Vast swaths of forest in British Columbia’s Fort Nelson region are in danger of being gobbled up to make low-value, climate-unfriendly wood pellets with the provincial government providing the public virtually no time to comment on the controversial plans, warn two conservation organizations and a public policy research institute.
The groups are urging the government to delay a critical decision that would allow the plan to proceed, consult widely with the public and give local First Nations and the non-Indigenous community in Fort Nelson substantially more powers to chart a new course for the region’s forests and crippled economy.
The call by the Canadian Centre for Policy Alternatives, Conservation North and Stand.earth comes as details emerge about a proposed transfer of a forest licence that Canfor Corp. holds in the Fort Nelson region to pellet proponent Peak Renewables.
The transfer requires provincial government approval. It has given members of the public until just February 19 to submit comments. If the transfer proceeds, Peak proposes to build Canada’s largest pellet mill, which would be designed from the moment it commences operations to feed on whole trees, not wood waste.
“Wood pellet or biomass plants could become vacuums for BC’s last primary forests without an explicit commitment from the government and the province’s Chief Forester that this will not happen,” says Conservation North director Michelle Connolly.
“Our experience in the central interior has been that BC and the logging industry refer to primary and old forests as ‘residues, waste, inferior or low-quality’ to justify logging them. Nothing could be further from the truth.”
The Fort Nelson region last had mills operating in town in 2008. When Canfor closed the mills that year, 600 people lost their jobs making plywood and oriented strand board. If built, the pellet mill would employ around 60 people or one tenth the previous workforce.
“The BC government has made a commitment to forest communities to support real value-added milling, generating good jobs while ensuring forests maintain ecological integrity in the long-term. Building new pellet plants sourced entirely from primary and old growth forests in no way aligns with that promise,” says Tegan Hansen, Forest Campaigner with Stand.earth.
Hansen adds that burning wood pellets emits more CO2 at the stack than does burning coal.
In new research published today, the Canadian Centre for Policy Alternatives says several elements of the pellet plan and related government policies are of concern:
Nearly 1.2 million cubic metres or roughly 30,000 truckloads of the region’s aspen trees would be consumed each year in the proposed pellet mill.
800,000 cubic metres of spruce trees would be logged each year as well and could be trucked out of Fort Nelson for milling in Fort St. John or points further south.
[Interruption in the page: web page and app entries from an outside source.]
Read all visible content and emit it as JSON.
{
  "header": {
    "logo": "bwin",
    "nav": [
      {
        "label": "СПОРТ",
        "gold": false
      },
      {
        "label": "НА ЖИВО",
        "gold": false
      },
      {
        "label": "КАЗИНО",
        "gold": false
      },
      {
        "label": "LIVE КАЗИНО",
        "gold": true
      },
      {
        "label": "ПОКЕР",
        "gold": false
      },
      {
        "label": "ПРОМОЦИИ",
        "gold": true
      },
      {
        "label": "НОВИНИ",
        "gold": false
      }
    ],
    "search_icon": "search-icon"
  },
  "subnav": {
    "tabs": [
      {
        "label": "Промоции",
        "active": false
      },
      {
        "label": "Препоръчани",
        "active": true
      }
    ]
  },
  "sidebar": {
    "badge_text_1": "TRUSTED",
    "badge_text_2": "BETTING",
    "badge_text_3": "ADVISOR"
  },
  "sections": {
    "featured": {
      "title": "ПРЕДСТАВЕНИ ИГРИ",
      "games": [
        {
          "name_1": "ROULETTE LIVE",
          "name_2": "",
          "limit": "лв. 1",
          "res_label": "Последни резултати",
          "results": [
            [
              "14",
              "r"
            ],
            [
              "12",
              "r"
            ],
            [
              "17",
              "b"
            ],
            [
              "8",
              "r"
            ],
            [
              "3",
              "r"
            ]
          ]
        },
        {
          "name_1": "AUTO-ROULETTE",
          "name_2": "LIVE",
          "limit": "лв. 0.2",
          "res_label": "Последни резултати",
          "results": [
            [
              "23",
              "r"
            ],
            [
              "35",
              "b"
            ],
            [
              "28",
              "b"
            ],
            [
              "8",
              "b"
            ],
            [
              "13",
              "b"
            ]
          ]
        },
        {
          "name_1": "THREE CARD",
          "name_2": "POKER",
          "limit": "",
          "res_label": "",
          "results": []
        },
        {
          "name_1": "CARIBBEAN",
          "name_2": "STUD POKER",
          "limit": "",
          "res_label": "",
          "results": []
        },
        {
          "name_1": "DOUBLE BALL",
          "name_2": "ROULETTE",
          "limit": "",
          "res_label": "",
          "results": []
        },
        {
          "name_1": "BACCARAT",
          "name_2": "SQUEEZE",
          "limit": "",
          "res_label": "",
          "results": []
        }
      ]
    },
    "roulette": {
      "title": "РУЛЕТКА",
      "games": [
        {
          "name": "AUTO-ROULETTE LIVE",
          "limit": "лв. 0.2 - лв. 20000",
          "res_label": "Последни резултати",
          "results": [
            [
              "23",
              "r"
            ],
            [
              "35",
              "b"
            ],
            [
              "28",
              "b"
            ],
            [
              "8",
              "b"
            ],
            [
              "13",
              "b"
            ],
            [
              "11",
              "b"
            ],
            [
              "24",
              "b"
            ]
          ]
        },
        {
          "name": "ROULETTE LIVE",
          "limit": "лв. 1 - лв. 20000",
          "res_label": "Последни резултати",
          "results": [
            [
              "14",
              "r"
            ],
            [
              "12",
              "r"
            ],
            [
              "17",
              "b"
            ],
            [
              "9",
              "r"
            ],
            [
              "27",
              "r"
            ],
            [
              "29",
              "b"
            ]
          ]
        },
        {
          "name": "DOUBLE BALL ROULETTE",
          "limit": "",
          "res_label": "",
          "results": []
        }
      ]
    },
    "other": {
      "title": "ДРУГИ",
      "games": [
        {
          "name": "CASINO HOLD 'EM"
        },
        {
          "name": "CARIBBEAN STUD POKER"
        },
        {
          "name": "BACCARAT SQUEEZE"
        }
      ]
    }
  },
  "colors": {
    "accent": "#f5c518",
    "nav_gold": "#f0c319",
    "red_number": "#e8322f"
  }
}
Recent provincial government-approved logging rates in the region would effectively double the rates recorded during Canfor’s last years of operation in Fort Nelson.
“This looks a lot more like value-subtracted, not value-added. Thirteen years ago 600 people worked in mills in Fort Nelson. The new plan would see logging rates double, yet manufacturing jobs would be just one tenth what they used to be when those mills were running,” says Ben Parfitt, a resource policy analyst with the Canadian Centre for Policy Alternatives. “That’s neither a recipe for long-term ecological health nor economic wellbeing.”
Parfitt says the provincial government has a unique opportunity to try something new in the Fort Nelson region. Two years ago, it granted the Fort Nelson First Nation and the Northern Rockies Regional Municipality a community forest licence to jointly manage. But the licence only pertains to about one tenth of the current allowable annual cut in the region’s forests.
“It’s time to think big. Why not turn the entire Fort Nelson Timber Supply Area over to the Indigenous and non-Indigenous communities in the region and let them determine what is in their long-term best interests? The province’s resource industry policies have been a spectacular failure to date both in the forestry and natural gas sectors in Fort Nelson. The people of the region deserve a lot better.”
The Canadian Centre for Policy Alternatives is an independent, non-partisan think tank that researches social, economic and environmental justice issues.